Javier Peralta '21

Summer Research Scholar with Margaret Anne Hinkle, Summer 2018

This summer, I had the opportunity to work under the supervisor of Professor Hinkle in W&L's geochemistry lab. My research focused on fungal bioremediation of manganese oxidizes from coal mine drainage (CMD) and how various buffers can impact the biogeochemical process.

As with any mining operation, coal mining creates a significant amount of wastewater, which is then treated for heavy metal contamination. Manganese is usually the final heavy metal that is remediated from the wastewater. It is typically dissolved into the water as a Mn (II), making it soluble and difficult to remove. To facilitate its removal, the manganese is typically oxidized to Mn (IV) through abiotic processes, allowing it to bond with oxygen and create minerals such as δ-MnO2. This mineral can then be used for scavenging other toxic heavy metals present in the water given its layered/tunnel atomic structure.

Although abiotic processes are usually employed to oxidize the manganese, bioremediation has drawn a lot of attention given the speed at which it occurs.
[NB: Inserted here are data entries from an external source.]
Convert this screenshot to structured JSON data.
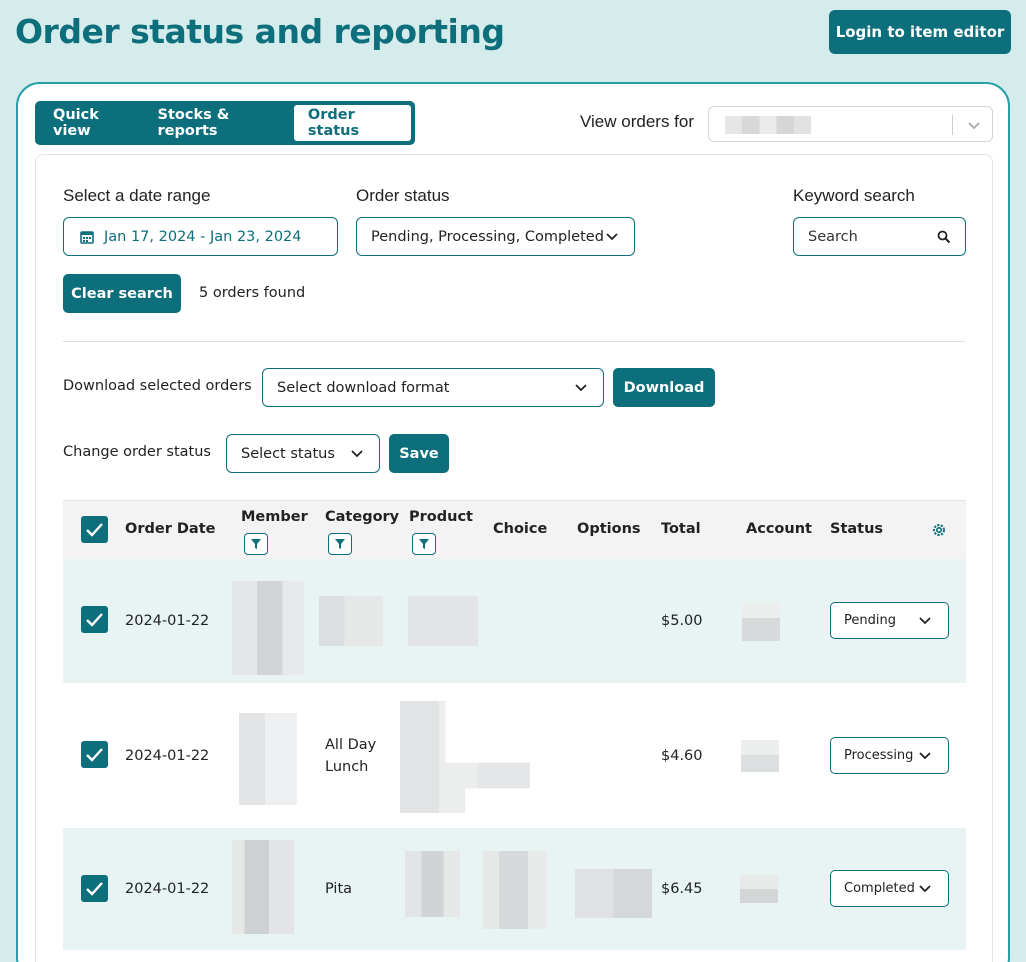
{
  "page": {
    "title": "Order status and reporting",
    "login_button": "Login to item editor"
  },
  "tabs": [
    {
      "label": "Quick view",
      "active": false
    },
    {
      "label": "Stocks & reports",
      "active": false
    },
    {
      "label": "Order status",
      "active": true
    }
  ],
  "view_orders": {
    "label": "View orders for"
  },
  "filters": {
    "date_label": "Select a date range",
    "date_value": "Jan 17, 2024 - Jan 23, 2024",
    "status_label": "Order status",
    "status_value": "Pending, Processing, Completed",
    "keyword_label": "Keyword search",
    "keyword_placeholder": "Search",
    "clear_button": "Clear search",
    "results_count": "5 orders found"
  },
  "download": {
    "label": "Download selected orders",
    "format_placeholder": "Select download format",
    "button": "Download"
  },
  "change_status": {
    "label": "Change order status",
    "placeholder": "Select status",
    "button": "Save"
  },
  "table": {
    "columns": [
      "Order Date",
      "Member",
      "Category",
      "Product",
      "Choice",
      "Options",
      "Total",
      "Account",
      "Status"
    ],
    "rows": [
      {
        "date": "2024-01-22",
        "category": "",
        "total": "$5.00",
        "status": "Pending",
        "checked": true
      },
      {
        "date": "2024-01-22",
        "category": "All Day Lunch",
        "total": "$4.60",
        "status": "Processing",
        "checked": true
      },
      {
        "date": "2024-01-22",
        "category": "Pita",
        "total": "$6.45",
        "status": "Completed",
        "checked": true
      }
    ]
  },
  "colors": {
    "brand": "#0d6e7c",
    "background": "#d5ecec",
    "accent_border": "#23a0a8"
  }
}
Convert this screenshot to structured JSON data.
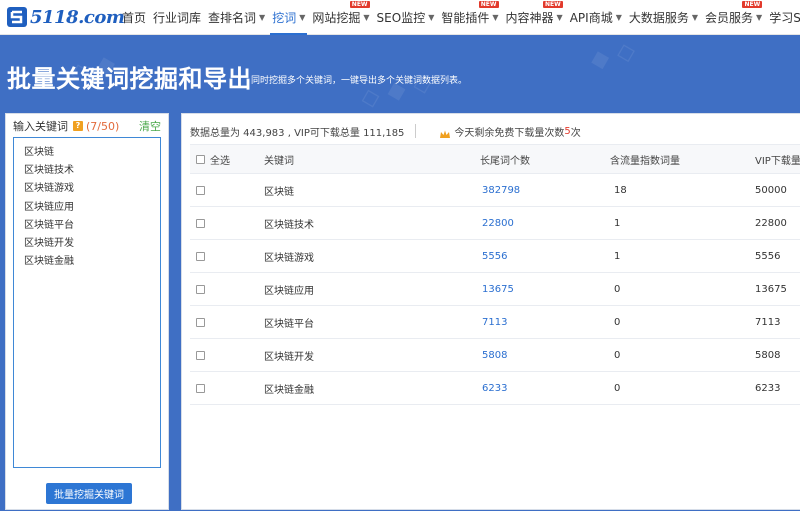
{
  "nav": {
    "logo": "5118.com",
    "items": [
      {
        "label": "首页",
        "caret": false,
        "badge": "",
        "active": false
      },
      {
        "label": "行业词库",
        "caret": false,
        "badge": "",
        "active": false
      },
      {
        "label": "查排名词",
        "caret": true,
        "badge": "",
        "active": false
      },
      {
        "label": "挖词",
        "caret": true,
        "badge": "",
        "active": true
      },
      {
        "label": "网站挖掘",
        "caret": true,
        "badge": "NEW",
        "active": false
      },
      {
        "label": "SEO监控",
        "caret": true,
        "badge": "",
        "active": false
      },
      {
        "label": "智能插件",
        "caret": true,
        "badge": "NEW",
        "active": false
      },
      {
        "label": "内容神器",
        "caret": true,
        "badge": "NEW",
        "active": false
      },
      {
        "label": "API商城",
        "caret": true,
        "badge": "",
        "active": false
      },
      {
        "label": "大数据服务",
        "caret": true,
        "badge": "",
        "active": false
      },
      {
        "label": "会员服务",
        "caret": true,
        "badge": "NEW",
        "active": false
      },
      {
        "label": "学习SEO",
        "caret": true,
        "badge": "",
        "active": false
      }
    ]
  },
  "hero": {
    "title": "批量关键词挖掘和导出",
    "desc": "同时挖掘多个关键词，一键导出多个关键词数据列表。"
  },
  "left": {
    "label": "输入关键词",
    "help_icon": "?",
    "count": "(7/50)",
    "clear": "清空",
    "keywords": [
      "区块链",
      "区块链技术",
      "区块链游戏",
      "区块链应用",
      "区块链平台",
      "区块链开发",
      "区块链金融"
    ],
    "button": "批量挖掘关键词"
  },
  "right": {
    "stats_prefix": "数据总量为 443,983 , VIP可下载总量 111,185",
    "free_text": "今天剩余免费下载量次数",
    "free_count": "5",
    "free_suffix": "次",
    "headers": {
      "select_all": "全选",
      "keyword": "关键词",
      "long_tail": "长尾词个数",
      "flow_index": "含流量指数词量",
      "vip_download": "VIP下载量"
    },
    "rows": [
      {
        "keyword": "区块链",
        "long_tail": "382798",
        "flow_index": "18",
        "vip_download": "50000"
      },
      {
        "keyword": "区块链技术",
        "long_tail": "22800",
        "flow_index": "1",
        "vip_download": "22800"
      },
      {
        "keyword": "区块链游戏",
        "long_tail": "5556",
        "flow_index": "1",
        "vip_download": "5556"
      },
      {
        "keyword": "区块链应用",
        "long_tail": "13675",
        "flow_index": "0",
        "vip_download": "13675"
      },
      {
        "keyword": "区块链平台",
        "long_tail": "7113",
        "flow_index": "0",
        "vip_download": "7113"
      },
      {
        "keyword": "区块链开发",
        "long_tail": "5808",
        "flow_index": "0",
        "vip_download": "5808"
      },
      {
        "keyword": "区块链金融",
        "long_tail": "6233",
        "flow_index": "0",
        "vip_download": "6233"
      }
    ]
  },
  "colors": {
    "brand_blue": "#2b6fd0",
    "hero_bg": "#3f6fc4",
    "badge_red": "#e23a2c",
    "clear_green": "#4aa84a"
  }
}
Studies that have looked at the rate of biogenic formation of δ-MnO2 claim that microorganisms can accelerate oxidation by five orders of magnitude over abiotic oxidation. Moreover, a shift to bioremediation of manganese can prove to be more cost effective and is less likely to form by-products. Despite the potential benefits, there is still a great lack of knowledge when it comes to understanding how microorganisms, such as bacteria and fungi, are capable of oxidizing manganese is such an effective way.
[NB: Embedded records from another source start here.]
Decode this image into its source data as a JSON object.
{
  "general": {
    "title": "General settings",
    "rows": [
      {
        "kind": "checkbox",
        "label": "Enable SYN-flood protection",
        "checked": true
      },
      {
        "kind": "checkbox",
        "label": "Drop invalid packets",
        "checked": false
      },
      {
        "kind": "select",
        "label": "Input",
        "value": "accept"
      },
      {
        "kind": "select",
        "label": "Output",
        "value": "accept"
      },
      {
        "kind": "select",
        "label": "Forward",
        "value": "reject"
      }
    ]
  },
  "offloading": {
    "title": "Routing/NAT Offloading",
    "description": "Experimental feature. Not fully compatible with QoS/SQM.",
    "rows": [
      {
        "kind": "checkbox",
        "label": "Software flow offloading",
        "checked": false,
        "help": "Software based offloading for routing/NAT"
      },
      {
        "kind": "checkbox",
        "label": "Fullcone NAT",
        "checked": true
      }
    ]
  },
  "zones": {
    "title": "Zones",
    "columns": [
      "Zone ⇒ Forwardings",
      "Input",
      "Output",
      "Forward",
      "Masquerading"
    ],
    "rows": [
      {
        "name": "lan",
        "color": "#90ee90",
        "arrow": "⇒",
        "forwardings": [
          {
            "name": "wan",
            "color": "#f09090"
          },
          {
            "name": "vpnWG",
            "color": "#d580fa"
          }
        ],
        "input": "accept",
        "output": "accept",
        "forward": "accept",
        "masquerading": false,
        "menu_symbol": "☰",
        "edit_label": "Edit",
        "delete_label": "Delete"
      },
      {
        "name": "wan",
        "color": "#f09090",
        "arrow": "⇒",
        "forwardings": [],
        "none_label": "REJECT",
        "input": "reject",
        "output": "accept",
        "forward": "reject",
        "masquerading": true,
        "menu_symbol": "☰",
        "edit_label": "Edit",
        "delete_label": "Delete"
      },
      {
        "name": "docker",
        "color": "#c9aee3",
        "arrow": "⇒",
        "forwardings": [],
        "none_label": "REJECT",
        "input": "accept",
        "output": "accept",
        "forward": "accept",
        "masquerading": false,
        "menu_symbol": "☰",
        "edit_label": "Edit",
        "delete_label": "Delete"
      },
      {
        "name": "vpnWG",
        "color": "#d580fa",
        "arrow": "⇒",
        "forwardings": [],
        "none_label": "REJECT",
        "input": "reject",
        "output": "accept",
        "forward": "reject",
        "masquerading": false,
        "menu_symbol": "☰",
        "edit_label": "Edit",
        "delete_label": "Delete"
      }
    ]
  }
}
In an effort to add to the body of knowledge of geomycology, my research looked into how employing distinct buffers impacted the fungi's oxidative capacities, with the hope of finding a buffer that has the least effect on the process. We did this by culturing six different sample sets of Paraconiothyrium Sporulosum in AY media with designated buffer in each set, as well as a Mn-free sample set and a buffer-free control. Once the sample sets were made, the fungi were stored and allowed to grow for about two weeks. The pH was checked and recorded every day, a small amount of media was collected each day for UV-VIS analysis, and pictures were taken to track changes in fungal growth. After two weeks, the fungi were prepared for SEM-EDS analysis, the remaining filtrate was collected, and the pH and Mn (II) data was compiled for spreadsheet analysis.
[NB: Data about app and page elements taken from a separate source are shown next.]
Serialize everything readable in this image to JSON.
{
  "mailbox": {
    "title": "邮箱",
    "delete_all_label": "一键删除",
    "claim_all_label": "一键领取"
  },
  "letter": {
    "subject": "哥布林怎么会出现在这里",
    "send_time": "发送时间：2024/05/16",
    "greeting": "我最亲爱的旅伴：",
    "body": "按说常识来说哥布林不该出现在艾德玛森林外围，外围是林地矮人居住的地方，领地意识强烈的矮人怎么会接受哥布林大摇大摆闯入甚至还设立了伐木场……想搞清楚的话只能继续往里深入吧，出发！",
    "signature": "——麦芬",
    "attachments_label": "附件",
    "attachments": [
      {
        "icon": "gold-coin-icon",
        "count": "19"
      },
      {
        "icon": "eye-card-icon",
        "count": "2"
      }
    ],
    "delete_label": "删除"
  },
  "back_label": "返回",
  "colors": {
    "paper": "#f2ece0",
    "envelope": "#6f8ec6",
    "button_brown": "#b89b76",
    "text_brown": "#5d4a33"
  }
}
Spending my summer in Professor Hinkle's lab was an incredible experience for me. Her lab environment allowed for me to both learn from her guidance and experience but also required me to be independent and free thinking when it came to my work and my research. I learned valuable skills in general research protocol as well as gained a variety lab skills and techniques. I was exposed to the literature behind my project, gaining an insight on how scholars seek to understand the natural world and its overwhelming intricacies. Overall, I came to realize how little we know as fact, which sparked within me a desire to further pursue research opportunities in geology.

Summer Research Scholars